Before the weekend begins (55 minutes and counting!) I thought that I would do a quick post about our slowly-slowly, gently-gently beginnings of self-sufficiency. It’s all happened in the last 3 weeks or so, not out of any conscious decision but simply because we happened to want to at the time (a result of The Brat Experiment or simply a coincidence of timing?!) And so I thought that I would share our experiments with you:

Apricot Jam 🙂


A co-teacher invited me to go apricot picking. On top of it being fun it also resulted in my bringing home 4kg of (free!) apricots. There was no way the two of us were going to get through them all so we came up with a plan: “a jam plan!” (Any Friends watchers out there??) Not only was the jam MUCH easier to make than we ever imagined, it was also WAY cheaper and more fun than buying jam and it tastes delicious 🙂
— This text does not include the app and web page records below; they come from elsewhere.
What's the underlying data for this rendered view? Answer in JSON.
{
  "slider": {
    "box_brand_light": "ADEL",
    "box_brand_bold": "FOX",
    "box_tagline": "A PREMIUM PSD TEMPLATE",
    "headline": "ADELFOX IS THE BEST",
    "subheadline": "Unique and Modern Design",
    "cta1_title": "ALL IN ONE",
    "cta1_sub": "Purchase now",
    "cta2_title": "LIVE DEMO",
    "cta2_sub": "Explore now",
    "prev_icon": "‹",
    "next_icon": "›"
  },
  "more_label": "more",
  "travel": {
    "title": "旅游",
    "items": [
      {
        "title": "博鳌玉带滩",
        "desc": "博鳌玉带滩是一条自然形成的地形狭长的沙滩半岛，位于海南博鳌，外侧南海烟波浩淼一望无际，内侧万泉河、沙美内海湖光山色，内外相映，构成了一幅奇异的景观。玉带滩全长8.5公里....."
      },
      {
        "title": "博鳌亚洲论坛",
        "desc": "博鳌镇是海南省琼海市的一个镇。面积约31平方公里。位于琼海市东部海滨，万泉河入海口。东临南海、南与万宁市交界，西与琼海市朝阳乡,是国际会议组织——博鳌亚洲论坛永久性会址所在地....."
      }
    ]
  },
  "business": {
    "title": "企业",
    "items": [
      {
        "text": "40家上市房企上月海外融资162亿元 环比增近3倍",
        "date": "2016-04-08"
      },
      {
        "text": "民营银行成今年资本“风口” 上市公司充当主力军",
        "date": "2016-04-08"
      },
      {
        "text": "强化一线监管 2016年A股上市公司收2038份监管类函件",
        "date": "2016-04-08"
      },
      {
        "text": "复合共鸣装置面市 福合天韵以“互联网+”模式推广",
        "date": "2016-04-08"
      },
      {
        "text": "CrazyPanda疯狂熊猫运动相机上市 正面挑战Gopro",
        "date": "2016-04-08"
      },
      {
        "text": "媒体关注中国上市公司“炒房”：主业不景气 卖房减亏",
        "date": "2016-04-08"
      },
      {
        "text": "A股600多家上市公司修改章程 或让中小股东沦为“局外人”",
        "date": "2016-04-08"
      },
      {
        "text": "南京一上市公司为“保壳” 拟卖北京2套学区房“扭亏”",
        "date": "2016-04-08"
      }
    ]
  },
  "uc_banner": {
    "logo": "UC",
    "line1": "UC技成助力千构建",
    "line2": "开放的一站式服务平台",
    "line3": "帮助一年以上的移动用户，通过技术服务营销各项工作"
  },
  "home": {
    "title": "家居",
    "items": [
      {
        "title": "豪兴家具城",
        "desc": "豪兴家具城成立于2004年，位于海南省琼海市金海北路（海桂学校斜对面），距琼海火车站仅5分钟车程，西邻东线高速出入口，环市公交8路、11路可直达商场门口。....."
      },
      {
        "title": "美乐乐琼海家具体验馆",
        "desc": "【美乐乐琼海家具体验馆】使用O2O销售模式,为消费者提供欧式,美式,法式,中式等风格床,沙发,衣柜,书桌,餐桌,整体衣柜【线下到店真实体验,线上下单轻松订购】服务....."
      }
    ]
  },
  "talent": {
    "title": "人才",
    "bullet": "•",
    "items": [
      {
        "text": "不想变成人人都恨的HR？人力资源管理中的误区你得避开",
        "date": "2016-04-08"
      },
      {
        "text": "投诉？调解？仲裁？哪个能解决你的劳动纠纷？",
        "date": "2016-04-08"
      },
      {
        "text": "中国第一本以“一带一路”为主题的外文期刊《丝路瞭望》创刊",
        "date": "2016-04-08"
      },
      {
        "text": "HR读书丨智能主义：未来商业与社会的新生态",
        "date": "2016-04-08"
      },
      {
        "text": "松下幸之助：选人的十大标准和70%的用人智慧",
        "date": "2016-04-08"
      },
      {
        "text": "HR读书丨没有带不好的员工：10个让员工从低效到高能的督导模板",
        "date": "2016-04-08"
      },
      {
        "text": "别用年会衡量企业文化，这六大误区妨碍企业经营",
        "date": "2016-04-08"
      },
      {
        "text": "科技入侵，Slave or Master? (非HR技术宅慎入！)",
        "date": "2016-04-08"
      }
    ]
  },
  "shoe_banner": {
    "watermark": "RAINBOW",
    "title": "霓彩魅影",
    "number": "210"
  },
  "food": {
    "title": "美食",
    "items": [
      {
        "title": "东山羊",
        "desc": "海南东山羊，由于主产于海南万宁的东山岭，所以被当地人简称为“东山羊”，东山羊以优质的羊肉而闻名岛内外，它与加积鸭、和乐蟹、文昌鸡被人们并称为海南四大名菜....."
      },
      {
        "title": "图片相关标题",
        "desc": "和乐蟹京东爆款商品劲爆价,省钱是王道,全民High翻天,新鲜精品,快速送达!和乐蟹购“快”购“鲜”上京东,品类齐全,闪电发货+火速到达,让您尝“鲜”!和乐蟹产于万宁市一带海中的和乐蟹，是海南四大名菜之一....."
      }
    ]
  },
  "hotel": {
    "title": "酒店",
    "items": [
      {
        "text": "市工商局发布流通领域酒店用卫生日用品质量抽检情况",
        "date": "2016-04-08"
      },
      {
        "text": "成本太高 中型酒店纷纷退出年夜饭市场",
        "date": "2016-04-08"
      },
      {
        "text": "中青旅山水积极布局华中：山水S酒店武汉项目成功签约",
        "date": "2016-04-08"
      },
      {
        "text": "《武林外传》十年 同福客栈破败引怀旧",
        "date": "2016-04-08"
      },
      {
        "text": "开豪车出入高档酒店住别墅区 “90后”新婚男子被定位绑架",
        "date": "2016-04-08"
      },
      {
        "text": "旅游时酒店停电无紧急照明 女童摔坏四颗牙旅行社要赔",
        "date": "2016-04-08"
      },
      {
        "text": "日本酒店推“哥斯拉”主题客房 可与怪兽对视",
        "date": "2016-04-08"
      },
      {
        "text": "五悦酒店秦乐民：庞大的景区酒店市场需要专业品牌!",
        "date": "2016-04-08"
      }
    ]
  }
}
Mandoo-Guk (Korean Dumpling Soup)


We love Korean food. But up until now the only way we could eat it was to go out to a restaurant or order in (read: pricey). The bigger problem with this though is that when we leave Korea it will be REALLY hard for us to eat Korean food because there won’t be the abundance of Korean restaurants that there are here. The clear answer is that we need to learn to cook it ourselves 🙂 So I started asking my co-teachers for tips and eventually soup seemed to be the easiest starting point. Also, it’s a massive part of Korean food (there is usually soup with breakfast, lunch and dinner) and so it’s also a good cornerstone to get right. What really surprised me though was how EASY it was to get right. The hard part was the shopping (trying to identify the ingredients in the shop – no small feat when everything is written in Korean!) but it was all downhill from there. And way cheaper than cooking our (Western) food (with Western = expensive ingredients) at home. And really tasty 🙂

Gimbap 🙂

This is delicious, healthy and one of our favourite Korean foods. It is technically a rice roll with veges and whatever else you want to put inside but is best described to Westerners as street food sushi. It’s amazing. It takes some time to prepare (have to cook some fillings beforehand) but the hardest part is getting the roll right… but after eating a few gimbap salads (as opposed to beautiful, tight rolls) we finally got the hang of it:


The ingredients (the floor seemed the best place to do it!)


This was our first attempt but we found that it rolled (stuck) better if we spread the rice thinly over all of the seaweed


Stick whatever fillings you want on the rice


We like mayonnaise too (also it helps it stick!)


Paint the seaweed join with sesame seed oil


And (after a few tries!): ta-daaaaaaaa! 😀

Have a fabulous weekend, dear Reader 🙂